- Available data
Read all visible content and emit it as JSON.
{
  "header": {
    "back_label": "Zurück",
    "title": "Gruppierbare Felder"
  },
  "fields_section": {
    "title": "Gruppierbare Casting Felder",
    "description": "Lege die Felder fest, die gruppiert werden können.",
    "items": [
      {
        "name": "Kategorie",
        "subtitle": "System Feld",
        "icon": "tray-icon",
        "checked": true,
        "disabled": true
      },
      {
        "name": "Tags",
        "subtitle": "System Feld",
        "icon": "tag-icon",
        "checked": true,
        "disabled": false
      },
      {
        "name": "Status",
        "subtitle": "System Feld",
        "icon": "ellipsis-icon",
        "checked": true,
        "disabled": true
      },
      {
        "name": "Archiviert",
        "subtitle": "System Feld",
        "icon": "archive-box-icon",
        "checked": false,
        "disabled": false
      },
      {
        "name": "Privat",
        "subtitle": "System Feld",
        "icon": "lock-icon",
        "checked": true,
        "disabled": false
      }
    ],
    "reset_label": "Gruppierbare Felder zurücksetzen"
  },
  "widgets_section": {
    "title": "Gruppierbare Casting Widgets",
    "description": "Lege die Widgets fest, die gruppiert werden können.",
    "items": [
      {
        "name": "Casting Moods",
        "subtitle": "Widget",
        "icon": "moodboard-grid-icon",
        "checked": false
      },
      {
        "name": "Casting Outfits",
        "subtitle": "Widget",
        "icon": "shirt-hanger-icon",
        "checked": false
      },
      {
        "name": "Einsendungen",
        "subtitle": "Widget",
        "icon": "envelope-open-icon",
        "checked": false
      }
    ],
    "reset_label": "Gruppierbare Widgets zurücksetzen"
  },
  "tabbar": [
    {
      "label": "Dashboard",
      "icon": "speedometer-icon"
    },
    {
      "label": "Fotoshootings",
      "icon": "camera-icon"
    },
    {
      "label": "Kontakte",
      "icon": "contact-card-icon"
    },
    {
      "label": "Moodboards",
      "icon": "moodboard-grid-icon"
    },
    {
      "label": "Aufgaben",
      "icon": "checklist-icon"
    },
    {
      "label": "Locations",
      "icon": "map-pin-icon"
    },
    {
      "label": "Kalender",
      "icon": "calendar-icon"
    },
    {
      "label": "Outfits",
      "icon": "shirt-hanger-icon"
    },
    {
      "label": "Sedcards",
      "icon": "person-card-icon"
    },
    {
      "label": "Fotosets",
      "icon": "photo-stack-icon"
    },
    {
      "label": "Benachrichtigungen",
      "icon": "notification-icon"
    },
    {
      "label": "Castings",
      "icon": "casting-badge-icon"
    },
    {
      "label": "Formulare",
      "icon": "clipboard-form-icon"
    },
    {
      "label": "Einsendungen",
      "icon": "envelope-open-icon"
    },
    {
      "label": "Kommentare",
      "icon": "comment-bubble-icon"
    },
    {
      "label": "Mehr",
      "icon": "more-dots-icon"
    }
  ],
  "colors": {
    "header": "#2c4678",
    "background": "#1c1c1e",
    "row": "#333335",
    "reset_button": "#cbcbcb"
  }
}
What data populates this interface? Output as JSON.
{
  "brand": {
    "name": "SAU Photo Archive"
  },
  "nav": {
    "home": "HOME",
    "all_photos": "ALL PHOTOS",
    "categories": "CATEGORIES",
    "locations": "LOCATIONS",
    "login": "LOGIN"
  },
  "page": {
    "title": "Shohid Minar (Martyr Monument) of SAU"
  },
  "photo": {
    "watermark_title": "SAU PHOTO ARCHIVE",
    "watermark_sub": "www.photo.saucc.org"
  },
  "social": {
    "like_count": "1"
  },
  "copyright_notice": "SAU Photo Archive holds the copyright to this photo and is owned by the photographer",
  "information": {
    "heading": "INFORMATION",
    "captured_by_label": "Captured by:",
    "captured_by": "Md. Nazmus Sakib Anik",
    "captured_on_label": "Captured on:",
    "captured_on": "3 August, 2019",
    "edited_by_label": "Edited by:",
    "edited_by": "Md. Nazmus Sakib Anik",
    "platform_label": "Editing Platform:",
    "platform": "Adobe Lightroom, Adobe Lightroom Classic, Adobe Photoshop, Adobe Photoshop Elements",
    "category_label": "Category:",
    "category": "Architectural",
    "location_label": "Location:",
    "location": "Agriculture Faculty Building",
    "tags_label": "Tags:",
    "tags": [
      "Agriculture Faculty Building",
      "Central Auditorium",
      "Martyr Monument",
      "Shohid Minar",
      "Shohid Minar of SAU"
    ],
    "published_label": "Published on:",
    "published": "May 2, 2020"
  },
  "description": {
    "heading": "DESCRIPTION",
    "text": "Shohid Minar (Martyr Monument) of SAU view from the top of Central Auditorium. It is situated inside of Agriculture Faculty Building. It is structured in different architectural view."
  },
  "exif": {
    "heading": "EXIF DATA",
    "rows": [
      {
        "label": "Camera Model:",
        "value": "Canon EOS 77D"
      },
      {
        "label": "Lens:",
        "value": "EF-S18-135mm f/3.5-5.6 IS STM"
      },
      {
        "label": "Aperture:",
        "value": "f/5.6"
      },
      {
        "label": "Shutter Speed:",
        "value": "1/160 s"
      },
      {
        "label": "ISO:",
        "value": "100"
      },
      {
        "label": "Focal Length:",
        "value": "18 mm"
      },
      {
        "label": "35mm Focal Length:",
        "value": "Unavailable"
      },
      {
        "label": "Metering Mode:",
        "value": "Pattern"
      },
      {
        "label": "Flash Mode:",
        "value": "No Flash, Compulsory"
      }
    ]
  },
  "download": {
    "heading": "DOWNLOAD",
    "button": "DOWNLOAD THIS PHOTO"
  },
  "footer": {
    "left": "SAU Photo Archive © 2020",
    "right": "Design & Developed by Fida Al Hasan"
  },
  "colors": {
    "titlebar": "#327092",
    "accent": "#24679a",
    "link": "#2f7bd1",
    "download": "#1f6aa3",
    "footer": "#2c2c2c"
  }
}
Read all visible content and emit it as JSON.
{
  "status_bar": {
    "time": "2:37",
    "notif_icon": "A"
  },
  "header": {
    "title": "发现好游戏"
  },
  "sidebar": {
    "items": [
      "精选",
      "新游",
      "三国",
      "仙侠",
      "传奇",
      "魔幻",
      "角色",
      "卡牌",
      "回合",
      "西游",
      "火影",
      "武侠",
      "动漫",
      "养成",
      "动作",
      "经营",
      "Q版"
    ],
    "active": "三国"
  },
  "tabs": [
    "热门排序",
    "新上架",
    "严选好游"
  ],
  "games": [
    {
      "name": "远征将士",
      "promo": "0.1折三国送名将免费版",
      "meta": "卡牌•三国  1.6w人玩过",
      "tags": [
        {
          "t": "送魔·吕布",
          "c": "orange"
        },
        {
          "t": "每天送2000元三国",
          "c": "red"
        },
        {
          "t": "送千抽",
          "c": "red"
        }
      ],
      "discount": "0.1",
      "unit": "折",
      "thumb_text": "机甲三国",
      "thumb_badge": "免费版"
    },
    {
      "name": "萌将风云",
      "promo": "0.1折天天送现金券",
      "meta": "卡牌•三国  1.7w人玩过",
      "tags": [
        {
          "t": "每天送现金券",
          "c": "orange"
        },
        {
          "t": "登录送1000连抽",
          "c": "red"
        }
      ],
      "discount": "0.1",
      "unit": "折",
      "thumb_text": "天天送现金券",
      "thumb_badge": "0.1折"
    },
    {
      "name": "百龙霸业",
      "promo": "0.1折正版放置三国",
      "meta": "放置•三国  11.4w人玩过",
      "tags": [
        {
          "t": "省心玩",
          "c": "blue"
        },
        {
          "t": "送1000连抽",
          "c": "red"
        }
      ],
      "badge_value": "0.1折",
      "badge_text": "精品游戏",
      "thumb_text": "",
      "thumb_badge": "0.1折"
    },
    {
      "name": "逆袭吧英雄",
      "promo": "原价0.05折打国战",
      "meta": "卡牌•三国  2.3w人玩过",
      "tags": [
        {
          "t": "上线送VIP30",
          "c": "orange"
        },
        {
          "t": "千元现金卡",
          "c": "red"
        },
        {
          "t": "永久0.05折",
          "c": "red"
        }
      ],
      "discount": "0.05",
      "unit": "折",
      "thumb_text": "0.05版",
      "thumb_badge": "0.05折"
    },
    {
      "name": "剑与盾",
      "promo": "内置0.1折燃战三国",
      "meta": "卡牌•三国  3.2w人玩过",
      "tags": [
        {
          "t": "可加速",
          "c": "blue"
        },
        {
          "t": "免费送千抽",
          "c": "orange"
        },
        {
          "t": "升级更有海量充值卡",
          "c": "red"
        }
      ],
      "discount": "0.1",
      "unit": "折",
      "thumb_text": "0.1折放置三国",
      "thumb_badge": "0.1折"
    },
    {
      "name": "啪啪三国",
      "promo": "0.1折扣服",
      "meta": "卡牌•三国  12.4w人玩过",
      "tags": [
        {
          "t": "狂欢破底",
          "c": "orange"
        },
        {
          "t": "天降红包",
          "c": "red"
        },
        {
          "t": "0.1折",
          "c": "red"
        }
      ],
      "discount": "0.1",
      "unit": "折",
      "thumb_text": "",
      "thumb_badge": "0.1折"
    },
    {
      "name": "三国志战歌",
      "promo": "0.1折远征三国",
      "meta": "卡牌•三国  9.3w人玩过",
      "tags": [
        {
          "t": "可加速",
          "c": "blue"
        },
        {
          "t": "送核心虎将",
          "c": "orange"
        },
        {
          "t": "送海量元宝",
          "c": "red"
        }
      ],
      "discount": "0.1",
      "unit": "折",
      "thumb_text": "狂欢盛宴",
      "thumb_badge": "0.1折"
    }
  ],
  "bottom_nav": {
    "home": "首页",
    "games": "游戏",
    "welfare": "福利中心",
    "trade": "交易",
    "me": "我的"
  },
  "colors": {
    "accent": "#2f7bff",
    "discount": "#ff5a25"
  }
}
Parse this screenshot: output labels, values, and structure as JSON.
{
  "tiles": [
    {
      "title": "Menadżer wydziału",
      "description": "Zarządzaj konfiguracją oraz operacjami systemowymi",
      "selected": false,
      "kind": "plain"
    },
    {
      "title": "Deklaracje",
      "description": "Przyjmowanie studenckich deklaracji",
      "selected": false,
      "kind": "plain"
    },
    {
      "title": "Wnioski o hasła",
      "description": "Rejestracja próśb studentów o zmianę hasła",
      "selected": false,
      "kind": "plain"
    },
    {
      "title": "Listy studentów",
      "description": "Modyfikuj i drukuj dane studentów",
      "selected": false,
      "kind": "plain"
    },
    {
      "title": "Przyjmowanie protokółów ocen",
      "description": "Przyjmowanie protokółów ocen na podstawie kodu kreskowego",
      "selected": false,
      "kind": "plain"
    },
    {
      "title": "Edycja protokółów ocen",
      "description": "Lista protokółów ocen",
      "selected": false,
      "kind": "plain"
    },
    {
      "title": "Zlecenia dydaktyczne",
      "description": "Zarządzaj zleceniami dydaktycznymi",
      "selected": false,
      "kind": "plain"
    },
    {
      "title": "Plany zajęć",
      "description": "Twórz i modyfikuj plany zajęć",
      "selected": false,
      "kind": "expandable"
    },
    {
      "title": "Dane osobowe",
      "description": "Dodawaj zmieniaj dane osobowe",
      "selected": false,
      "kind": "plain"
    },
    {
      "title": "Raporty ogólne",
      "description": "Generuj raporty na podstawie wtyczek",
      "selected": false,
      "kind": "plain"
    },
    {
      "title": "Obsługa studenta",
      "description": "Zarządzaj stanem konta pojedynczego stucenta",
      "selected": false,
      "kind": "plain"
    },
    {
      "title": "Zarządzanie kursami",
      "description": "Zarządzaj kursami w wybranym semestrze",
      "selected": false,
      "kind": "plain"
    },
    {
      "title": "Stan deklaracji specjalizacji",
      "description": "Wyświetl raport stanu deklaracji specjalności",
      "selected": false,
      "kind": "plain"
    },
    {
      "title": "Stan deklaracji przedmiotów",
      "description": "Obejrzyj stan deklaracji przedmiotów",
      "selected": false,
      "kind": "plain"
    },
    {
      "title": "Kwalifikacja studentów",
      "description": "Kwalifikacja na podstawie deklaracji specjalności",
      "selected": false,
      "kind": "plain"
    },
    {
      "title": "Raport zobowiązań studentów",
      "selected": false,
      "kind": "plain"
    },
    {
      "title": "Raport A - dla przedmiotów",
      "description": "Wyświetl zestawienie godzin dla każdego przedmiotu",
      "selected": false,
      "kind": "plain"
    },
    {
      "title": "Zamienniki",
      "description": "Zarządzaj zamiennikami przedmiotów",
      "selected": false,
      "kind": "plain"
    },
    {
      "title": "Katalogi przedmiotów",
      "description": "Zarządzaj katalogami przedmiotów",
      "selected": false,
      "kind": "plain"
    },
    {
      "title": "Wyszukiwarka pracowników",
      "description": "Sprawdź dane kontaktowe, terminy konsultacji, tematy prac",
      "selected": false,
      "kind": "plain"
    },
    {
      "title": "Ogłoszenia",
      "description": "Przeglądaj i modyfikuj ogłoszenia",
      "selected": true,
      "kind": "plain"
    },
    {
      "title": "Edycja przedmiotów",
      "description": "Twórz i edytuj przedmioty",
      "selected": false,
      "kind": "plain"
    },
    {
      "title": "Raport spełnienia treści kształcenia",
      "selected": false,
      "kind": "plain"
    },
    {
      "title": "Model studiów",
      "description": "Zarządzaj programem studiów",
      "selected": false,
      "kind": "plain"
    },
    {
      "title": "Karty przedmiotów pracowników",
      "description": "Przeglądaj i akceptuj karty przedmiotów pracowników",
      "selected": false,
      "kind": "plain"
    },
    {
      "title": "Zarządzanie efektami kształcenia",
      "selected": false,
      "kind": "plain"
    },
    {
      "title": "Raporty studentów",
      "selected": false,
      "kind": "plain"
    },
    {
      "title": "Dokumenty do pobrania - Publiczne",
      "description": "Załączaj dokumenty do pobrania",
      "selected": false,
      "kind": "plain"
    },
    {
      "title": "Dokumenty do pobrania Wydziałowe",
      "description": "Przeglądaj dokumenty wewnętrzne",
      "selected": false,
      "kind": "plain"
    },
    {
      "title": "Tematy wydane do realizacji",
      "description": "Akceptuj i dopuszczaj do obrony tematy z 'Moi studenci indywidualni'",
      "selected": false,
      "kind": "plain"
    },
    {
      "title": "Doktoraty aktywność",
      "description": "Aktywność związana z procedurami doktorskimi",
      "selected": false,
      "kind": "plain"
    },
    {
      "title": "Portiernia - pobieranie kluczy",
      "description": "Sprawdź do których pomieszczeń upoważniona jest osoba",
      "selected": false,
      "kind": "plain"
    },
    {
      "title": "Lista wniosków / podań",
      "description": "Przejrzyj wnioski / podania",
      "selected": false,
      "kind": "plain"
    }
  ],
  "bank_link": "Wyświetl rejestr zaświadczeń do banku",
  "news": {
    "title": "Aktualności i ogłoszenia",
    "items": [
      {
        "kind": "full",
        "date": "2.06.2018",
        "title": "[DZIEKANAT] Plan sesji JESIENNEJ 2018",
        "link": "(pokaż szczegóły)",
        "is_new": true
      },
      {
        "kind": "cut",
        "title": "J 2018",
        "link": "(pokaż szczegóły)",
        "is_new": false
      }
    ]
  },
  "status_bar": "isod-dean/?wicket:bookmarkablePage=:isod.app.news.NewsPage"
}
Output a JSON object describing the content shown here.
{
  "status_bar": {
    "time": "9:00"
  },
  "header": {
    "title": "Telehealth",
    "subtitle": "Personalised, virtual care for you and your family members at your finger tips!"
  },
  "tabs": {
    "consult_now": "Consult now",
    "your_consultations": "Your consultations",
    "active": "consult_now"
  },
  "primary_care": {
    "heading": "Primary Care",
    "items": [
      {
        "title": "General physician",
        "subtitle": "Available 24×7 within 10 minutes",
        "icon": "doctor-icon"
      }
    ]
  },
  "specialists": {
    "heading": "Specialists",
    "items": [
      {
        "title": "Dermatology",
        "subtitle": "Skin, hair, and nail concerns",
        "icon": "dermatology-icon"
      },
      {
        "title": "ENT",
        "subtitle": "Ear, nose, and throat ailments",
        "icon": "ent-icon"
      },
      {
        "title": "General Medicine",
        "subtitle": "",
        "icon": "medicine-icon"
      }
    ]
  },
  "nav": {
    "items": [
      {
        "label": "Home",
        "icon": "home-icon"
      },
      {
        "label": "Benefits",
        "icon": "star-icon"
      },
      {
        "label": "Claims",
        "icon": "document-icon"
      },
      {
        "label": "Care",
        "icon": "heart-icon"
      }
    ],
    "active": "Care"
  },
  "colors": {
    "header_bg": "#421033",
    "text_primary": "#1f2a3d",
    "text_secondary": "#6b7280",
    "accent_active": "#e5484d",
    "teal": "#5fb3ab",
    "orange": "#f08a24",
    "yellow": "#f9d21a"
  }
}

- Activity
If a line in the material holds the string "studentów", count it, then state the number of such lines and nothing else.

- Answer space
6